We also received DVDs, Blu-Rays, & a comedy CD set. These will be for the ‘active listening’ and ‘active viewing’ part of the humor-as-therapy program. During active listening, we’ll listen to a comedian or a comedy bit, and stop it at certain points to analyze the type of humor used and its effects on the receiver (e.g., was anyone hurt by the joke). We’ll do the same thing with the DVDs.

Since most of my clerks are lifers, this is the 1st time they’re seeing Blu-Ray disks. One of them says to me: “Y’know how I knew which were Blu-Rays?” I figure he’s going to tell me some esoteric piece of information about something that he’s learned about the format, so I bite.


“Because their cases are blue!”

And EYE’m the idiot who hired him.

All of the films were chosen for their humor content. some titles include Fiddler on the Roof, Scrooged, It’s a Wonderful Life, and The Wizard of Oz.

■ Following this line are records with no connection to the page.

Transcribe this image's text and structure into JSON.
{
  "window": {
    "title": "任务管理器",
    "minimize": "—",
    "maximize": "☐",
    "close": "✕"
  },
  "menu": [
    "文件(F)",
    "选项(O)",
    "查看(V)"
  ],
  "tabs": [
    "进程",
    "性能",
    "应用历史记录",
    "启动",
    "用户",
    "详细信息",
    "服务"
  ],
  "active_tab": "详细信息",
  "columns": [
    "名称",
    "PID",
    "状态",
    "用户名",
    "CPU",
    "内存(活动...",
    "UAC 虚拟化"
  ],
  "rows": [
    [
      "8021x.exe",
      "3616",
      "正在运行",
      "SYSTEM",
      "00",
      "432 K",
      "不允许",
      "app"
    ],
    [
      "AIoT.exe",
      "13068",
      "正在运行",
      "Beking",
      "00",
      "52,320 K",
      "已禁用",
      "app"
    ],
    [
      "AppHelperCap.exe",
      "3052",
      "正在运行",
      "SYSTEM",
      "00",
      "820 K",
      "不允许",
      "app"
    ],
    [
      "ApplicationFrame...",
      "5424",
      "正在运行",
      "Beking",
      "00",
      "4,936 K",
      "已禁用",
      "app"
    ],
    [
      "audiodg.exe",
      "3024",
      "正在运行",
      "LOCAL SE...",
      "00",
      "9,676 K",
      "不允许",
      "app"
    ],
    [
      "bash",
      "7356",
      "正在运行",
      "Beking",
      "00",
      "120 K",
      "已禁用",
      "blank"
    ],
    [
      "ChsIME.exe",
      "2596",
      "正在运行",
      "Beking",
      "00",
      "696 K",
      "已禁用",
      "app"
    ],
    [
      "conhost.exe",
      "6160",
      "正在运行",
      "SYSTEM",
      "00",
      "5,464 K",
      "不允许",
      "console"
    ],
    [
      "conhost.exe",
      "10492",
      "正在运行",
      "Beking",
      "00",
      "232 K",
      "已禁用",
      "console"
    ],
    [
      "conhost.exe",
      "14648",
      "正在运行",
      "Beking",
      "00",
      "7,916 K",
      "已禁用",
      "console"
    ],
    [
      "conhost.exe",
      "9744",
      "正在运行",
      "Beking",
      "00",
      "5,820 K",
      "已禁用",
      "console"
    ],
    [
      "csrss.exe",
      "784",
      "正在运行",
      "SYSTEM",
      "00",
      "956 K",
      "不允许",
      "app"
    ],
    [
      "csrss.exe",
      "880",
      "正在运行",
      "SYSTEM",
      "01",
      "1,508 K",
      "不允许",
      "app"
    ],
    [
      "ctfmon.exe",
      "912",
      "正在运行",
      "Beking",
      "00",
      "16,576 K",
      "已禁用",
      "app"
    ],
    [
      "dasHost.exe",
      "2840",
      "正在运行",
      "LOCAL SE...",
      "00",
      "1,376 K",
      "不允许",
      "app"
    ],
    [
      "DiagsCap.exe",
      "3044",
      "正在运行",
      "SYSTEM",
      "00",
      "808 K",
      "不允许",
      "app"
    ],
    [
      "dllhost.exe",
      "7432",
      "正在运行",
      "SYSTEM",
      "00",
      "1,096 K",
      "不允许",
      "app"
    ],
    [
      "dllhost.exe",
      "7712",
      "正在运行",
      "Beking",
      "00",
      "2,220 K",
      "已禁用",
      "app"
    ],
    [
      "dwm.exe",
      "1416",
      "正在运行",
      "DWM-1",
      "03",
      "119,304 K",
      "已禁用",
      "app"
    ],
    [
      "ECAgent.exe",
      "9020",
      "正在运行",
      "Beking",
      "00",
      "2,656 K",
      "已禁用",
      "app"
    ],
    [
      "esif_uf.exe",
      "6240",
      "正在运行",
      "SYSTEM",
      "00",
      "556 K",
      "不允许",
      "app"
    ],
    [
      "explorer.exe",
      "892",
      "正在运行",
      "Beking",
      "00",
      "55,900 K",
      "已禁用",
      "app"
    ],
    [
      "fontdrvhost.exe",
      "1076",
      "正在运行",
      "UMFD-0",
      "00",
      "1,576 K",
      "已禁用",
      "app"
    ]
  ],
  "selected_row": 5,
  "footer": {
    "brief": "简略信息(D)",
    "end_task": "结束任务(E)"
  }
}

When I remove Oz from the box, my inter library loan clerk smiles broadly & says “HEY!  You got the Wizard!  I haven’t seen that movie in 25 years!”  Here I must pause and apologize to the world-weary and cynical, because hearing this breaks my heart.  The Wizard of Oz will always be one of my guilty pleasures, and I manage to see it once a year.  One day, to my delight, I discovered that one of our now-retired Lieutenants could recite whole scenes from this film, such is his mania & affection for it.  His favorite is when the Wizard ‘gives’ the Tin Man his heart.


The inter library loan clerk has signed up for the first cycle of the program, which begins on May 26th.  He will definitely get to see his movie.

Or, at least see sections of it.  Remember, we’re running a stress-reduction program using humor as our therapeutic vehicle.  We’re not permitted to entertain in our libraries, only to instruct & educate.  But if any entertainment value is gleaned by the participants, well, it’s all in the name of rehabilitation and re-integration.

“And remember, my sentimental friend: a heart is not judged by how much YOU love, but by how much you are loved by others.”